Scan the entries and copy each line where the word "leandro" is present.

Content starts

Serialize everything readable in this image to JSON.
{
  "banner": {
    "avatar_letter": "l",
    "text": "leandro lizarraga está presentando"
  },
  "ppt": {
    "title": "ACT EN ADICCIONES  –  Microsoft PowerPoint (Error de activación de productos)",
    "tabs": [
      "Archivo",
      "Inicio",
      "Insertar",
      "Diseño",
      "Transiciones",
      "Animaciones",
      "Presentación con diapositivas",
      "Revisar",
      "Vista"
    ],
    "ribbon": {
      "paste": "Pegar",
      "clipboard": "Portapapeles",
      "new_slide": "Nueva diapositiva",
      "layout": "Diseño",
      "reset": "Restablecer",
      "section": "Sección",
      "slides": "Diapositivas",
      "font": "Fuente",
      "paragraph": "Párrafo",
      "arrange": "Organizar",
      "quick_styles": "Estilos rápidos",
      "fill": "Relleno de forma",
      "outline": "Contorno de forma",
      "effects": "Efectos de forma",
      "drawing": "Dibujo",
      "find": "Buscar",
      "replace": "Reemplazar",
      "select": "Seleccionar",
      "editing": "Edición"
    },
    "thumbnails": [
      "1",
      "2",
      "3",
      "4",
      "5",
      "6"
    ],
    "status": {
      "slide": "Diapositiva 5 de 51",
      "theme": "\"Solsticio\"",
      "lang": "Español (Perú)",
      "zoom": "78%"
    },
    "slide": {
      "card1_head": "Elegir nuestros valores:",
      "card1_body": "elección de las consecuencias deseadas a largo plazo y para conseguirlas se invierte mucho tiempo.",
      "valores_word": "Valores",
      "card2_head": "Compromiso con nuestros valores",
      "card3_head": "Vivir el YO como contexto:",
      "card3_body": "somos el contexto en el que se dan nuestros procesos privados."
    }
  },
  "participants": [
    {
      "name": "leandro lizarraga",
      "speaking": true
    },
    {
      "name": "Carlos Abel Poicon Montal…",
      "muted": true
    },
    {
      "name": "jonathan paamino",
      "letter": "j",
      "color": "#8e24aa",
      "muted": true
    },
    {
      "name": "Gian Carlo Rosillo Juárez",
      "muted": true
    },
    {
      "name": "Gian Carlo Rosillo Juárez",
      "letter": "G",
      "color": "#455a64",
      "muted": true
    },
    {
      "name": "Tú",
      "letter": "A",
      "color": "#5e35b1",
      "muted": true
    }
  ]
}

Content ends

▸ **Expected output**:
    "text": "leandro lizarraga está presentando"
      "name": "leandro lizarraga",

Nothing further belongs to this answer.